Memory is a powerful tool. Regardless of age, class, gender, diagnosis—memories make a difference. Caring for an individual with memory changes is a challenge. It is the memory loss, whether short-term or long-term, that presents the most challenge. It is a conundrum in which the symptom can also be the anecdote. Reminiscence therapy and life review have long been in the research as positive influencers of dementia life.
The first memory challenge for improving life with dementia is finding the sweet spot where your loved one’s memories are still strong. For Alzheimer’s disease, the sweet spot will be long-term memories rather than more recent. An old adage describing Alzheimer’s is first in, last out. Meaning that the memories of early life persist much longer than those of recent life. This explains why the individual suddenly begins to refer to his wife as his mother. A person with Alzheimer’s rarely remembers how to use a cell phone or microwave, but they can describe their first automobile in detail.
Memory research shows a reminiscence bump in early adulthood, which correlates to the most frequently verbalized memories. This may well be the mother lode of memories for your loved one regardless of diagnosis. Good reminiscent activities to share from that time period include:
- Creating a scrapbook of pictures
- Visiting neighborhoods
- Eating foods they remember
- Listening to music from that era
These strategies will enable you and your loved one to make new memories while re-living old ones.
Meanwhile as a caregiver, you are struggling with all that feels lost in the recent relationship. It is advisable for you to have a memorial object to help you remember the good times. Possible memorial objects could include:
- A picture of you and your loved one in better days
- A talisman representing a great memory
- A favorite piece of jewelry, pen, key or piece of clothing which reminds you of shared good times
A recent study shows that reminiscence contributes to mental health by enhancing coping strategies and overcoming psychological distress.1 When living with dementia, it is memory which not only causes the most pain but can also cause the most joy.
Cate McCarty, PhD, ADC has been collaborating with Arden Courts in a variety of roles since the late 90’s. Her background in nursing, activities and admissions has given her a passionate commitment to quality of life for the individual and family with dementia.

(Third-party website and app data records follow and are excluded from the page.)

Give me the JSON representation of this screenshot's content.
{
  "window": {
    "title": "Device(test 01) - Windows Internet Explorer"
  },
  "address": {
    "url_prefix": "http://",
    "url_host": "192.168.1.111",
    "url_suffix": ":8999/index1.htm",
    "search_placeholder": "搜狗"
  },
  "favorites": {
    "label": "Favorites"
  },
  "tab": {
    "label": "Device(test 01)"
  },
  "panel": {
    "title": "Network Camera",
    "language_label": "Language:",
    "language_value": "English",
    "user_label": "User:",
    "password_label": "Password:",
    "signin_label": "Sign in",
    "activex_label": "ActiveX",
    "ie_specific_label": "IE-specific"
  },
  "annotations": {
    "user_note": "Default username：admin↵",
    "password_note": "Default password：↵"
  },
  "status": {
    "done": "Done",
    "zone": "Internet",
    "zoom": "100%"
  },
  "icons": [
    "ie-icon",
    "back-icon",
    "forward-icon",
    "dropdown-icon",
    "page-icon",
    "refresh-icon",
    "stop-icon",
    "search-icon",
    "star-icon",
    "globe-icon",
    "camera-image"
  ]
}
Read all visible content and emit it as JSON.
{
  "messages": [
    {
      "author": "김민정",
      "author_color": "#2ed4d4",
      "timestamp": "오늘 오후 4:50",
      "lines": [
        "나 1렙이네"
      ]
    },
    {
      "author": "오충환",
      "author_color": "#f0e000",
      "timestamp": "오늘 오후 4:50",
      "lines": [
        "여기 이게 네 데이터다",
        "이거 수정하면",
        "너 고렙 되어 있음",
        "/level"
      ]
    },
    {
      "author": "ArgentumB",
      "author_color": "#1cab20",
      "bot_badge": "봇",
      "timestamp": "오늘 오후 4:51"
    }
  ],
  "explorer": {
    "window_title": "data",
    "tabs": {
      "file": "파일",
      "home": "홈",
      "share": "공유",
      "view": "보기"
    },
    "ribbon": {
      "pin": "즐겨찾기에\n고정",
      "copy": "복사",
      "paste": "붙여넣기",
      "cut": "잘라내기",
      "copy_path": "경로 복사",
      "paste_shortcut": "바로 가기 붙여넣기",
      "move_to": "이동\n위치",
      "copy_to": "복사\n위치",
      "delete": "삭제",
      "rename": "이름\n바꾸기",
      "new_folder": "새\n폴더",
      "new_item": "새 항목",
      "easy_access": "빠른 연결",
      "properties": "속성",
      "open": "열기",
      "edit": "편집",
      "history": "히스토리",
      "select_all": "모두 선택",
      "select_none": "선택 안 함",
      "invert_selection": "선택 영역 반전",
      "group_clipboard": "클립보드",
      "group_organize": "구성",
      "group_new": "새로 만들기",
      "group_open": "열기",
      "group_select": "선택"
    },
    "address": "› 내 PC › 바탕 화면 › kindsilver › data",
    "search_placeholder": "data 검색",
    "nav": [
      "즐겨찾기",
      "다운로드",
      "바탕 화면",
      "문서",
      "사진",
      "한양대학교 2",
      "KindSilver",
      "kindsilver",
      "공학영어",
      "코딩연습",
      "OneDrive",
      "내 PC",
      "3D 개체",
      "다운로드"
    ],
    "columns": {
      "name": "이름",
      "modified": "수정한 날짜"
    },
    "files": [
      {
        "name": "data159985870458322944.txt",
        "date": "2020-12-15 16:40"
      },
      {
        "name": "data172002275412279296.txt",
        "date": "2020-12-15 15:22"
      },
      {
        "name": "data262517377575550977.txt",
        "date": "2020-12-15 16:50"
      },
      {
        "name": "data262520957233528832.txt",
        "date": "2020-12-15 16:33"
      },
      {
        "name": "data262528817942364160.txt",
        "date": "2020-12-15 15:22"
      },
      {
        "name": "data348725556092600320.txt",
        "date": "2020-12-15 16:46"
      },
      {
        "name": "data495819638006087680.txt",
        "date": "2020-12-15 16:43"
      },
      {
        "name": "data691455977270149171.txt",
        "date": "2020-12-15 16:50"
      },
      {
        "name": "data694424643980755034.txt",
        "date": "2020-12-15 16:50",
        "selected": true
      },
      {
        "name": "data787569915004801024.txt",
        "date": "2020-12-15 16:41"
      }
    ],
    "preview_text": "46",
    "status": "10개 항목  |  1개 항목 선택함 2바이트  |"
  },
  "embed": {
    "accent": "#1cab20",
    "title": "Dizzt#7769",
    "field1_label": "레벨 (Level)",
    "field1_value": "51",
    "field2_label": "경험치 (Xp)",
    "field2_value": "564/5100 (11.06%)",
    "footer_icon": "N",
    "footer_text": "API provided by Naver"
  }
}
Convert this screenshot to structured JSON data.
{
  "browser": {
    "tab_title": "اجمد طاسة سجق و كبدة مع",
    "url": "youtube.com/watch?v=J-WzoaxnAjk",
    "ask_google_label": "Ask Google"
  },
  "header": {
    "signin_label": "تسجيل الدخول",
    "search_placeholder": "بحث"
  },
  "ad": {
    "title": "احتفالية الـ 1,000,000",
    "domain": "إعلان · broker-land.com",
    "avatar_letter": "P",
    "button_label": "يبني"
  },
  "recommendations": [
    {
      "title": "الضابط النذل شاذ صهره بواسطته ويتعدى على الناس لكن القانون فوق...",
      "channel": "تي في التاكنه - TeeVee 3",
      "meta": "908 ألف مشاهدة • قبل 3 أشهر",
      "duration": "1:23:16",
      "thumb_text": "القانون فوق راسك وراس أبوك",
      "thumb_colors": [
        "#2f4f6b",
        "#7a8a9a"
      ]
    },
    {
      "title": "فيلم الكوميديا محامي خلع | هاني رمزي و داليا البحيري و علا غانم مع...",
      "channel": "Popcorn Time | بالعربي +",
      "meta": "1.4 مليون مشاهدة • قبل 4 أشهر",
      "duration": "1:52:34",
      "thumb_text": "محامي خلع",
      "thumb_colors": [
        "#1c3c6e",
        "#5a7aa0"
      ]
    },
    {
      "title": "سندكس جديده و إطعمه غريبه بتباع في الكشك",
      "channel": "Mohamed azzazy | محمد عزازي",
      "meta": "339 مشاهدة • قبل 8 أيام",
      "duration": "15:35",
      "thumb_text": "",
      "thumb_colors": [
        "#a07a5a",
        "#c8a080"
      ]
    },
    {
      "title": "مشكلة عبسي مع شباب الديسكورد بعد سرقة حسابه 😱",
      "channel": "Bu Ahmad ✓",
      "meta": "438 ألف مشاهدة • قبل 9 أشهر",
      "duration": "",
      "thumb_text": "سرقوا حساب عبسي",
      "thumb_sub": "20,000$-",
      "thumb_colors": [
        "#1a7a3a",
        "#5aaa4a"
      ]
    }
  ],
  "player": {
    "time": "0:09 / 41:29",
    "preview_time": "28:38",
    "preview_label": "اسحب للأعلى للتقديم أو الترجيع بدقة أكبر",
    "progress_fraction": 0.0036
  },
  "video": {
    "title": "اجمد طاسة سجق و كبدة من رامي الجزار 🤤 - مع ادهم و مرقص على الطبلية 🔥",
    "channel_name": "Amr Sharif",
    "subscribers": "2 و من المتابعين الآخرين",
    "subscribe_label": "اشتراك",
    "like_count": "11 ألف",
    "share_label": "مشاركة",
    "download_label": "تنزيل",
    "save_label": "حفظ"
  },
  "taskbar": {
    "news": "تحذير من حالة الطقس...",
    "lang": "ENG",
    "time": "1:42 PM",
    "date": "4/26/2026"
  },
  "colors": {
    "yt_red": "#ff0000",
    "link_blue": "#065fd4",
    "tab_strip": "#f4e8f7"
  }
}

1Satorres, E., Viguer, P., Fortuna, F.B., Meléndez, J.C. (2017). Effectiveness of instrumental reminiscence intervention on improving coping in healthy older adults, Stress and Health, August 18.